I want to reinforce the point about talking to local authorities about flatted developments, but also—I have already had such inquiries, as I suspect other Members have—about residents who want to be able to charge their electric car where they park it at the front of the house, but cannot do so because of the issues of dropped kerbs and so on. That will become a growing problem in future years.
We must ensure that we can respond to the way in which technology changes. I want to put in a plug—pardon the pun—for the Dearman engine, with which the right hon. Gentleman may or may not be familiar, that works on liquid nitrogen. It has some very exciting applications in relation to the auxiliary power units used at the front of refrigerated trucks, which at present often use some of the dirtiest engines available, without any sort of environmental controls. Such technology has the ability to address some very significant air quality issues in our town centres, but it would also require an infrastructure for liquid nitrogen, which is clearly not readily available at present.
This is a very welcome set of amendments. The Bill is also welcome, but it must be flexible enough to pick up and move with other technologies as they develop.
With the leave of the House, I will briefly address some of the many interesting points raised by colleagues. Let me start by thanking the Opposition for the constructive and thoughtful way in which they have engaged with the Bill. I am very grateful for all the points that have been raised.

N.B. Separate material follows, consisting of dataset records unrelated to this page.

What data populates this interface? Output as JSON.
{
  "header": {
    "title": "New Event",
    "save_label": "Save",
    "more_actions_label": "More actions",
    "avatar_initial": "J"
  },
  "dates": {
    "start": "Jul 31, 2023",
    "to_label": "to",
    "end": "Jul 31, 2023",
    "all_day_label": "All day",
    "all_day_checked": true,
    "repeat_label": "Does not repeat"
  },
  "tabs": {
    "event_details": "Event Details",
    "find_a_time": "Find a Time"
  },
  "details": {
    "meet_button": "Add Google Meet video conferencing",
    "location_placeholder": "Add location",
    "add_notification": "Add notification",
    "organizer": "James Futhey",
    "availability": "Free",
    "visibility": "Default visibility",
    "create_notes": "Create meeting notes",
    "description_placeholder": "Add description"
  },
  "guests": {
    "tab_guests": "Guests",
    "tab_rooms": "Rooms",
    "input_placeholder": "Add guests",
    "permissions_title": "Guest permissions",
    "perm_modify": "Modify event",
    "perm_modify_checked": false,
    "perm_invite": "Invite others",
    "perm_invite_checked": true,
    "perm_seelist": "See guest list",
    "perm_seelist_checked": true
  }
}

Let me start with the points made by Karl Turner. On the importance of hydrogen, that point is absolutely understood. We have so far committed something like £23 million to refuelling and the development of hydrogen-based technologies, so I take that point. On renewable fuels, he will be aware that we took the renewable transport fuel obligation through the House a few months ago, and I expect to return to the House to consider E10 and other renewable fuels more widely over the next few months.
The hon. Gentleman is absolutely right to flag up the issue of charge points. We recently had a roundtable to talk to those in the industry. At the moment, they are quite comfortable about the way in which charge points are being rolled out by the private sector. However, as electric vehicles start to get into an S curve of take-up, it will be very important to have adequate charge points to meet users’ needs.
My right hon. Friend Mr Hayes is of course absolutely right that we have no capacity to predict the future—uncertainty is an ever-present factor of human life—so all we can have is flexibility and resilience, and that is what we are trying to build in through the flexible structure of this enabling legislation. He rightly points again to the importance of the charging infrastructure. The issue of range anxiety is being overcome with the next generation of electric vehicles, as he will be aware. That itself will go some way to removing anxiety about charging, but I absolutely take the point.
My right hon. Friend quoted Keats. I very much look forward to his composing an “Ode on a well designed charge point” in the style of Keats. Perhaps he can present it to the Speaker in due course—and to you, Mr Deputy Speaker. Indeed, my right hon. Friend could recite it in the House.
I also thank Alan Brown for his constructive support for the Bill. Let me make a couple of points in response. He is absolutely right to refer to the points he raised during the passage of the Bill and in the debates we have had so far, and I am grateful to him for that. He is right to focus on public communication and trust. With all new technologies, the issue of consent is essential, and we want the roll-out of autonomous vehicles and electric vehicles to be warmly received and carried through by the public.
Finally, I absolutely agree with Tom Brake on his point about local authorities, as I have said, and I am very glad that he has placed the Dearman engine and similar technologies on the public record.
That said, let me say that our ambition is to lead the world in electric vehicles. The powers in this Bill will help us to do that, and I commend it to the House.
Lords amendment 1 agreed to.
Lords amendments 2 to 32 agreed to.